§ **Required work**
Every line of the material below that holds the string "title" should be copied.

§ **Data in this exercise**

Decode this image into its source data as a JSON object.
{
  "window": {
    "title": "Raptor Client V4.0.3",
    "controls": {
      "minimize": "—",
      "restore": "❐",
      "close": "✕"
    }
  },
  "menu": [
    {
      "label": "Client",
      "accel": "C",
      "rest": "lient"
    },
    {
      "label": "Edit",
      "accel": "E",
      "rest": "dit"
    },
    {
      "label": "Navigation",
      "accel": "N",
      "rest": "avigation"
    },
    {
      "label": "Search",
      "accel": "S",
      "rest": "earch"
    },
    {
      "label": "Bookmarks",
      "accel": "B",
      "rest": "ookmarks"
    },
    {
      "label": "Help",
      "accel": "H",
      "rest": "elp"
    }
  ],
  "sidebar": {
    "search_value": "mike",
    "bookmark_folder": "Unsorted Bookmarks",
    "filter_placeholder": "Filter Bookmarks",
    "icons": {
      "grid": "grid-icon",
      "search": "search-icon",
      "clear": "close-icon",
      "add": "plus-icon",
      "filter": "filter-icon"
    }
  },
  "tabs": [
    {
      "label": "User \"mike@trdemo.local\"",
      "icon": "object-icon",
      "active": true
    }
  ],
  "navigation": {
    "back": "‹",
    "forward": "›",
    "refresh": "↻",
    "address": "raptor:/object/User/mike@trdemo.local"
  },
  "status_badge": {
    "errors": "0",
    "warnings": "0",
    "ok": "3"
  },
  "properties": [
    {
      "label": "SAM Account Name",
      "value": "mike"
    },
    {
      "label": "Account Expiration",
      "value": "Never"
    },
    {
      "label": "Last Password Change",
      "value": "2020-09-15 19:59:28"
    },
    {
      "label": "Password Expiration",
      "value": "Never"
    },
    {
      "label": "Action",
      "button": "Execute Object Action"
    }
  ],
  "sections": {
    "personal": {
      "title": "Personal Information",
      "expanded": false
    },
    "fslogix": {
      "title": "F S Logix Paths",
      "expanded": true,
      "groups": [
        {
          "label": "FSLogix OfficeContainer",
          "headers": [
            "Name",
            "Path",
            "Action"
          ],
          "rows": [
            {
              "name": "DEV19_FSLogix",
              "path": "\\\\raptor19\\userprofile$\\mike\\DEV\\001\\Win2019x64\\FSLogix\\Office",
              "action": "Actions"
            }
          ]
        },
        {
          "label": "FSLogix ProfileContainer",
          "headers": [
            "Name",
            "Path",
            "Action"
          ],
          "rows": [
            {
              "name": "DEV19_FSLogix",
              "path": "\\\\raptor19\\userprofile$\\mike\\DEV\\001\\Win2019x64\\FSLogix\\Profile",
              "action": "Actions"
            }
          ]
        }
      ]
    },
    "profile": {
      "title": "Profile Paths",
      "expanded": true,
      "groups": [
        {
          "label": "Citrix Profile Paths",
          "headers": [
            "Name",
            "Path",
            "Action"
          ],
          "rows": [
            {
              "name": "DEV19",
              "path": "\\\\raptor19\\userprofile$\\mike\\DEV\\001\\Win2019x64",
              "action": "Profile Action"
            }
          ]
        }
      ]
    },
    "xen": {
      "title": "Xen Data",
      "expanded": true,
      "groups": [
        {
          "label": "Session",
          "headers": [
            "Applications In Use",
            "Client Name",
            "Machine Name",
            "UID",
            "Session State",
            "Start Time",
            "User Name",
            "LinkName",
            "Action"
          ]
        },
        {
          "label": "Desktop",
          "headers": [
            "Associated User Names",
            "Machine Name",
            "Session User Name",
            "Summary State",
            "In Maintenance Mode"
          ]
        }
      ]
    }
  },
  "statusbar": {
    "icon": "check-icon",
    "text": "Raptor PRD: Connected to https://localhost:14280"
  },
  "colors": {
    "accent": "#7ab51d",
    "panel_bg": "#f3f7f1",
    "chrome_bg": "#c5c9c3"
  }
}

§ **Exercise answer**
    "title": "Raptor Client V4.0.3",
      "title": "Personal Information",
      "title": "F S Logix Paths",
      "title": "Profile Paths",
      "title": "Xen Data",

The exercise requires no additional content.